Posts Tagged ‘Turkish Get up’

The Bottoms up grip is applicable to the kettlebell. As its name implies – you hold the kettlebell with its bottom side facing up. This makes it more challenging. You need to be able to balance it and then have a firm and strong grip to be able to maintain the aligned position. You have to keep your eyes on the kettlebell so that you can react on time when it sways.

You can use either the cast-iron type or the competition grade kettlebells. The heavier the kettlebell, the more challenging it is. For the cast-iron type, difficulty also increases with the increase in grip thickness.

How to do it:

  1. Be good in the Turkish Get-up first. (How to do the Turkish Get Up)
  2. Be good in Bottoms-up press.
  3. Combine these two skills and you get the Bottoms-up Turkish Get-Up (TGU)!

Uses:

This exercise is done for the same reason why you do the TGU and the Bottoms-up press, but of course with the combined challenge. The main objective of the exercise is to practice a deliberate asymmetric movement that helps you control torso, hip, shoulder, and elbow stability. Hip and shoulder mobility also benefits from this exercise.

The end result will be better core or torso as well as shoulder stability which is essential to health and well-being. Needless to say, athletes rely on strong and healthy torso and joints for better performance.

Grip strength and endurance may also be enhanced depending on the relative weight of the kettlebell in relation to your gripping abilities.

When to do it:

Know when not to do it first: when you are really exhausted or when you are not able to use your upper limbs well for any reason. Concentration is important so do not use free weights when you are drunk or in a similar state of mind.

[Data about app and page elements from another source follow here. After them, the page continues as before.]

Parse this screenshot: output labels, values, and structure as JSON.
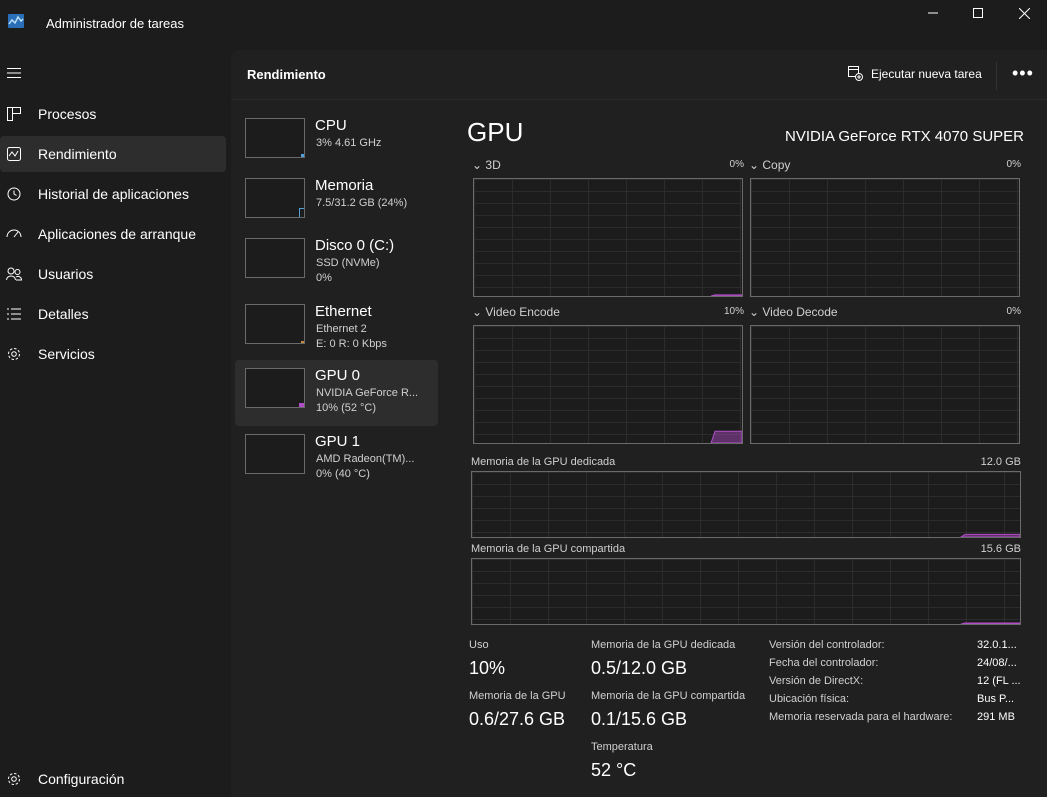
{
  "window": {
    "title": "Administrador de tareas",
    "controls": {
      "minimize": "—",
      "maximize": "☐",
      "close": "✕"
    }
  },
  "sidebar": {
    "menu_icon": "hamburger-icon",
    "items": [
      {
        "label": "Procesos",
        "icon": "processes-icon",
        "active": false
      },
      {
        "label": "Rendimiento",
        "icon": "performance-icon",
        "active": true
      },
      {
        "label": "Historial de aplicaciones",
        "icon": "history-icon",
        "active": false
      },
      {
        "label": "Aplicaciones de arranque",
        "icon": "startup-icon",
        "active": false
      },
      {
        "label": "Usuarios",
        "icon": "users-icon",
        "active": false
      },
      {
        "label": "Detalles",
        "icon": "details-icon",
        "active": false
      },
      {
        "label": "Servicios",
        "icon": "services-icon",
        "active": false
      }
    ],
    "settings": {
      "label": "Configuración",
      "icon": "gear-icon"
    }
  },
  "header": {
    "title": "Rendimiento",
    "run_task": "Ejecutar nueva tarea",
    "more": "•••"
  },
  "devices": [
    {
      "name": "CPU",
      "line1": "3% 4.61 GHz",
      "line2": "",
      "accent": "#4ea1d9",
      "active": false
    },
    {
      "name": "Memoria",
      "line1": "7.5/31.2 GB (24%)",
      "line2": "",
      "accent": "#4ea1d9",
      "active": false
    },
    {
      "name": "Disco 0 (C:)",
      "line1": "SSD (NVMe)",
      "line2": "0%",
      "accent": "#7bbf5a",
      "active": false
    },
    {
      "name": "Ethernet",
      "line1": "Ethernet 2",
      "line2": "E: 0 R: 0 Kbps",
      "accent": "#c38a3a",
      "active": false
    },
    {
      "name": "GPU 0",
      "line1": "NVIDIA GeForce R...",
      "line2": "10% (52 °C)",
      "accent": "#b04ec8",
      "active": true
    },
    {
      "name": "GPU 1",
      "line1": "AMD Radeon(TM)...",
      "line2": "0% (40 °C)",
      "accent": "#b04ec8",
      "active": false
    }
  ],
  "detail": {
    "title": "GPU",
    "model": "NVIDIA GeForce RTX 4070 SUPER",
    "accent": "#b04ec8",
    "engines": [
      {
        "label": "3D",
        "percent": "0%",
        "usage": 0.01
      },
      {
        "label": "Copy",
        "percent": "0%",
        "usage": 0
      },
      {
        "label": "Video Encode",
        "percent": "10%",
        "usage": 0.1
      },
      {
        "label": "Video Decode",
        "percent": "0%",
        "usage": 0
      }
    ],
    "dedicated": {
      "label": "Memoria de la GPU dedicada",
      "max": "12.0 GB",
      "usage": 0.04
    },
    "shared": {
      "label": "Memoria de la GPU compartida",
      "max": "15.6 GB",
      "usage": 0.006
    },
    "stats": {
      "uso_label": "Uso",
      "uso_value": "10%",
      "ded_label": "Memoria de la GPU dedicada",
      "ded_value": "0.5/12.0 GB",
      "mem_label": "Memoria de la GPU",
      "mem_value": "0.6/27.6 GB",
      "shr_label": "Memoria de la GPU compartida",
      "shr_value": "0.1/15.6 GB",
      "temp_label": "Temperatura",
      "temp_value": "52 °C"
    },
    "info": [
      {
        "key": "Versión del controlador:",
        "value": "32.0.1..."
      },
      {
        "key": "Fecha del controlador:",
        "value": "24/08/..."
      },
      {
        "key": "Versión de DirectX:",
        "value": "12 (FL ..."
      },
      {
        "key": "Ubicación física:",
        "value": "Bus P..."
      },
      {
        "key": "Memoria reservada para el hardware:",
        "value": "291 MB"
      }
    ]
  }
}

It may sound like plain common sense and it really is. But there are a lot of posts on social media about people getting hurt in the gym simply because of lack of common sense. So do not enter the gym when you are sick or drunk.

Depending on your training program for the day, do it after your main lifts. Or if you are doing mainly core or torso or midsection exercises, whichever terminology you prefer, you better do it first or early in your training program for that day. Obviously, it demands that your mind is fresh, your muscles should not be fatigued, and that you can react on time. Especially when you lose control and the kettlebell falls down while your other arm is on the ground supporting your weight! It is better to do it on your non-dominant side first. That way, your concentration is still fresh and you are not that tired.

As a Strength Coach, I would use it to illustrate the advantage of having sufficient strength, mobility, stability, as well as focus. Some athletes are inspired by the desire to do the exercise. It inspires them to build a good foundation with their lifting skills and abilities so that they can attempt these type of lifts successfully.  They understand that developing good strength, stability and mobility is important. So they train well with the fundamental lifts like squats, presses, and some calisthenics.

On the other hand, some athletes always think of “fancy” training, or some exercise which does not bore them. I get tired convincing them that the fundamental exercises like squats, deadlifts and presses will be in their training program most of the time in the year. And if they still insist that they are already very good and want something fancy to show off, I let them do exercises like these. If they cannot do it, we regress to Bottoms-up press. If they still cannot do it, regress further to the press. Then hopefully by then, it would have dawned on them that they still have lots of work to do. 

If you can do it, congratulations! You earned it. But still, it will not take the place of your main lifts. It is just like dessert. It is not your meal. It is done to complement training but it is not the main bulk of training. Train Better! Live Better!